— Catholic Encyclopedia (1909)
Gospel Acclamations
published 18 October 2010 by Corpus Christi Watershed


THE LINKS BELOW DO NOT WORK.

Instead, try: Garnier Alleluia Website, 2017


Great progress has been made on a brand new Watershed site, called St. Charles Garnier Gospel Acclamations. Some people call this site Garnier Alleluias, because ninety percent of the time, the Gospel Acclamation is an “Alleluia.” There is, however, no Alleluia during the holy season of Lent.

Here is a beautiful example of a Garnier Gospel Acclamation by one of our guest composers, Aristotle Esguerra:
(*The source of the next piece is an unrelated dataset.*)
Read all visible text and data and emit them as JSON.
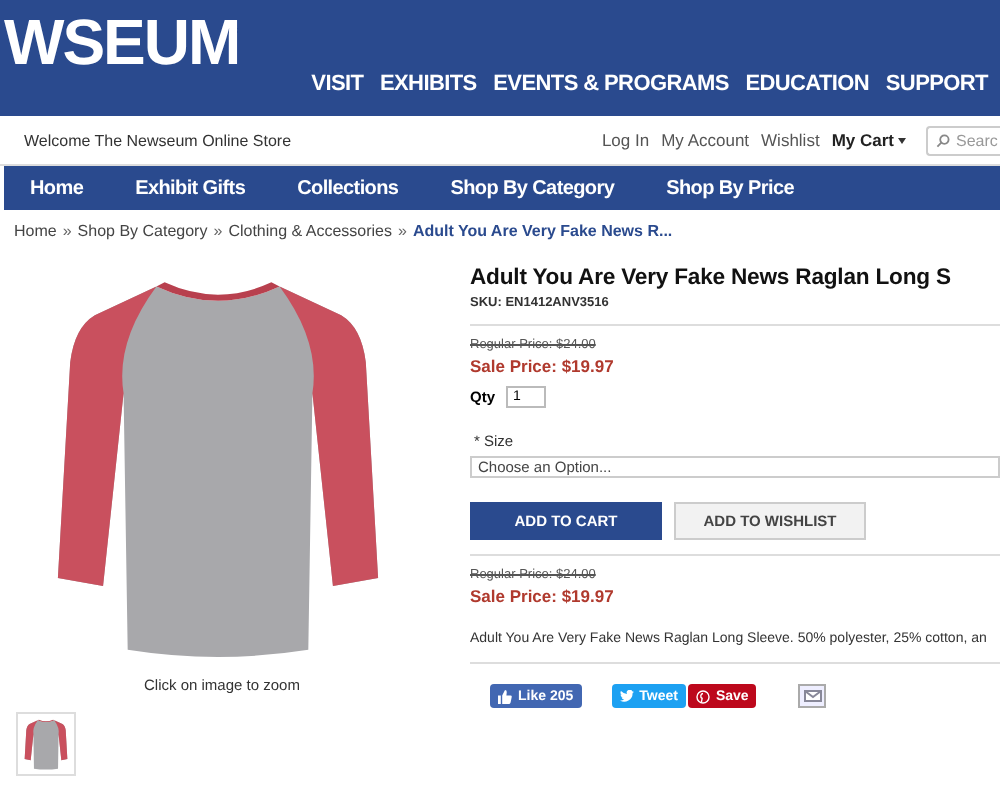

St. Charles Garnier Gospel Acclamations already offers hundreds of examples like that one, in addition to Mp3’s, PDF’s, congregational JPG’s, and other media. All these are available for free and instant download, as part of Corpus Christi Watershed’s ministry.

Here is an example of a practice video for an Alleluia melody in honor of William Couture, who suffered for the Faith alongside St. Isaac Jogues and the other Jesuit Martyrs of North America. Note that the verse teaches cantors how to apply the tone:

If you have not already done so, please check out garnieralleluias.org.